3. Get Help Early

There is nothing wrong with needing help. It is better to get help than to struggle and give up. Seek out a lactation consultant in your area while still pregnant and call if you need to. It was the best money I ever spent and meant my painful nipples finally healed. If budgets are tight consider buying less clothes or other unnecessary baby items or asking for the consultation to paid for as a gift. It is money well spent. LLL volunteers are often very helpful too so get their contact details early. 

4. Never Quit On A Bad Day
I have been told this many times and I am glad I listened. I have had days I questioned whether things would ever get easier. Days that the allure of a 3 hour gap between feeds sounds amazing but I am reminded that all babies are hard work. Formula is not the fix all many claim it to be and colic, reflux, constipation and wind are issues many formula fed babies struggle with. Anyone I have spoken too who gave up when things were bad regretted it so stick with it and take it one day at a time! 

5. Invest in a Sling
This is the best advice I got. I purchased a Moby Wrap during pregnancy and it has been a life saver on more than one occassion. While a clingy baby is not a breastfeeding issue per say, keeping baby close supports good milk production and bonding. It also means you get work done with 2 hands! You can buy one here

Update: One Year On (Almost!)

I cannot believe I am updating this post almost a full year later! It has been an amazing year, filled with pride, love and laughter. In typical maternal style I can't quite believe how fast this year has gone, we are just 2 weeks away from Amelia's first birthday and still feeding.

When I wrote the post above at 6 weeks post partum I remember feeling I had turned an important corner, that I could finally envision continuing long term.

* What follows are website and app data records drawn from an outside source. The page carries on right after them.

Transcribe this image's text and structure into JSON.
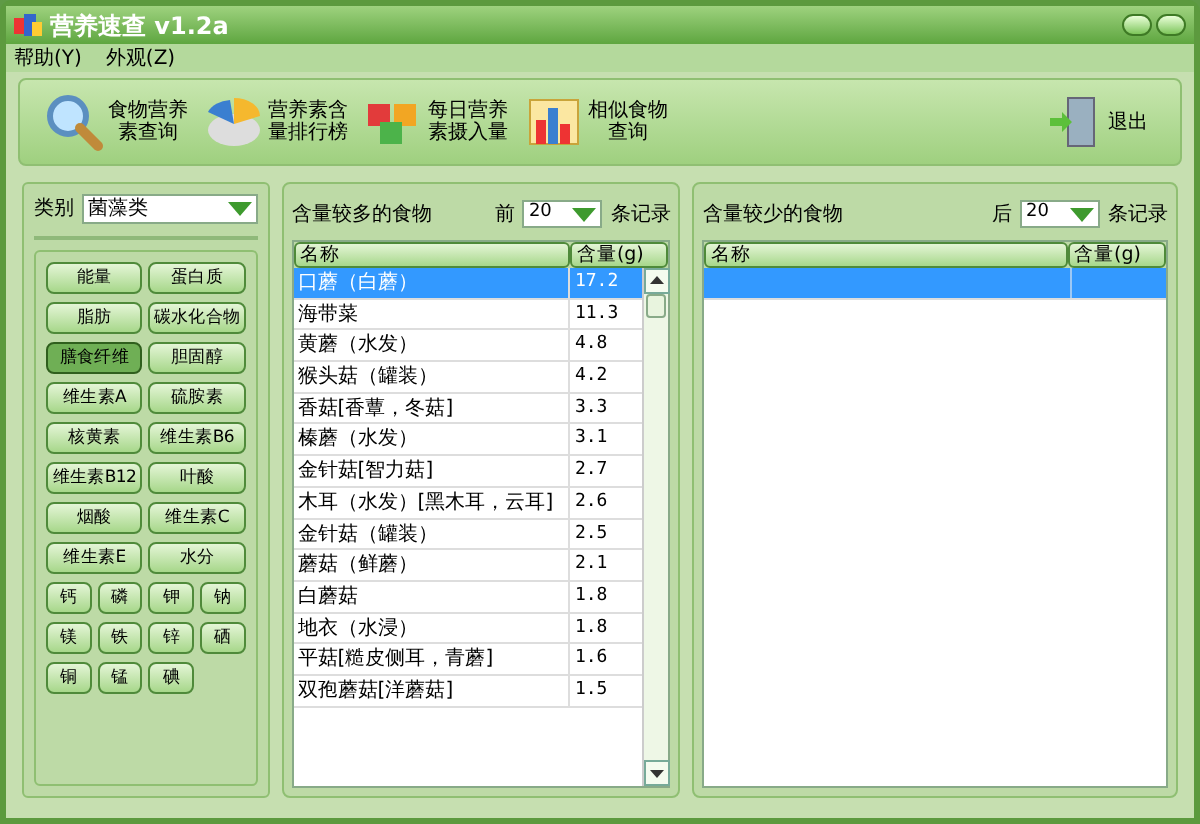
{
  "window": {
    "title": "营养速查 v1.2a"
  },
  "menu": [
    "帮助(Y)",
    "外观(Z)"
  ],
  "toolbar": [
    {
      "label": "食物营养素查询"
    },
    {
      "label": "营养素含量排行榜"
    },
    {
      "label": "每日营养素摄入量"
    },
    {
      "label": "相似食物查询"
    }
  ],
  "exit_button": "退出",
  "category": {
    "label": "类别",
    "value": "菌藻类"
  },
  "nutrients": [
    {
      "label": "能量",
      "kind": "wide",
      "selected": false
    },
    {
      "label": "蛋白质",
      "kind": "wide",
      "selected": false
    },
    {
      "label": "脂肪",
      "kind": "wide",
      "selected": false
    },
    {
      "label": "碳水化合物",
      "kind": "wide",
      "selected": false
    },
    {
      "label": "膳食纤维",
      "kind": "wide",
      "selected": true
    },
    {
      "label": "胆固醇",
      "kind": "wide",
      "selected": false
    },
    {
      "label": "维生素A",
      "kind": "wide",
      "selected": false
    },
    {
      "label": "硫胺素",
      "kind": "wide",
      "selected": false
    },
    {
      "label": "核黄素",
      "kind": "wide",
      "selected": false
    },
    {
      "label": "维生素B6",
      "kind": "wide",
      "selected": false
    },
    {
      "label": "维生素B12",
      "kind": "wide",
      "selected": false
    },
    {
      "label": "叶酸",
      "kind": "wide",
      "selected": false
    },
    {
      "label": "烟酸",
      "kind": "wide",
      "selected": false
    },
    {
      "label": "维生素C",
      "kind": "wide",
      "selected": false
    },
    {
      "label": "维生素E",
      "kind": "wide",
      "selected": false
    },
    {
      "label": "水分",
      "kind": "wide",
      "selected": false
    },
    {
      "label": "钙",
      "kind": "narrow",
      "selected": false
    },
    {
      "label": "磷",
      "kind": "narrow",
      "selected": false
    },
    {
      "label": "钾",
      "kind": "narrow",
      "selected": false
    },
    {
      "label": "钠",
      "kind": "narrow",
      "selected": false
    },
    {
      "label": "镁",
      "kind": "narrow",
      "selected": false
    },
    {
      "label": "铁",
      "kind": "narrow",
      "selected": false
    },
    {
      "label": "锌",
      "kind": "narrow",
      "selected": false
    },
    {
      "label": "硒",
      "kind": "narrow",
      "selected": false
    },
    {
      "label": "铜",
      "kind": "narrow",
      "selected": false
    },
    {
      "label": "锰",
      "kind": "narrow",
      "selected": false
    },
    {
      "label": "碘",
      "kind": "narrow",
      "selected": false
    }
  ],
  "top_panel": {
    "title": "含量较多的食物",
    "prefix": "前",
    "count": "20",
    "suffix": "条记录",
    "columns": [
      "名称",
      "含量(g)"
    ],
    "rows": [
      {
        "name": "口蘑（白蘑）",
        "value": "17.2",
        "selected": true
      },
      {
        "name": "海带菜",
        "value": "11.3",
        "selected": false
      },
      {
        "name": "黄蘑（水发）",
        "value": "4.8",
        "selected": false
      },
      {
        "name": "猴头菇（罐装）",
        "value": "4.2",
        "selected": false
      },
      {
        "name": "香菇[香蕈，冬菇]",
        "value": "3.3",
        "selected": false
      },
      {
        "name": "榛蘑（水发）",
        "value": "3.1",
        "selected": false
      },
      {
        "name": "金针菇[智力菇]",
        "value": "2.7",
        "selected": false
      },
      {
        "name": "木耳（水发）[黑木耳，云耳]",
        "value": "2.6",
        "selected": false
      },
      {
        "name": "金针菇（罐装）",
        "value": "2.5",
        "selected": false
      },
      {
        "name": "蘑菇（鲜蘑）",
        "value": "2.1",
        "selected": false
      },
      {
        "name": "白蘑菇",
        "value": "1.8",
        "selected": false
      },
      {
        "name": "地衣（水浸）",
        "value": "1.8",
        "selected": false
      },
      {
        "name": "平菇[糙皮侧耳，青蘑]",
        "value": "1.6",
        "selected": false
      },
      {
        "name": "双孢蘑菇[洋蘑菇]",
        "value": "1.5",
        "selected": false
      }
    ]
  },
  "bottom_panel": {
    "title": "含量较少的食物",
    "prefix": "后",
    "count": "20",
    "suffix": "条记录",
    "columns": [
      "名称",
      "含量(g)"
    ],
    "rows": [
      {
        "selected": true
      }
    ]
  }
}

I still had a lot of journeys to overcome but I am so happy and proud to have got this far.

My new advice?
Keep feeding, ignore the nay sayers and enjoy every milky cuddle. Surround yourself with people who understand and accept you. Avoid those who don't.

Because before you know it those babies will need us less and less and even the cluster feeds will feel nostalgic (seriously!)

Take it one day at a time, don't worry about "when" you are finishing and ignore what society thinks you "should" do.

When will I stop? I don't know. But I DO know it will be when my baby and I are both ready. And not a second before that.

Happy World Breastfeeding Week!

1 comment:

  1. Oddly, I found your site when struggling with being very hungry breastfeeding twins and struggling with not being able to eat any of my old 'go to' healthy snacks. So for me, your Christmas cake was a top tip. Agree with your other tips too. Also found networks of other breastfeeding mums helpful.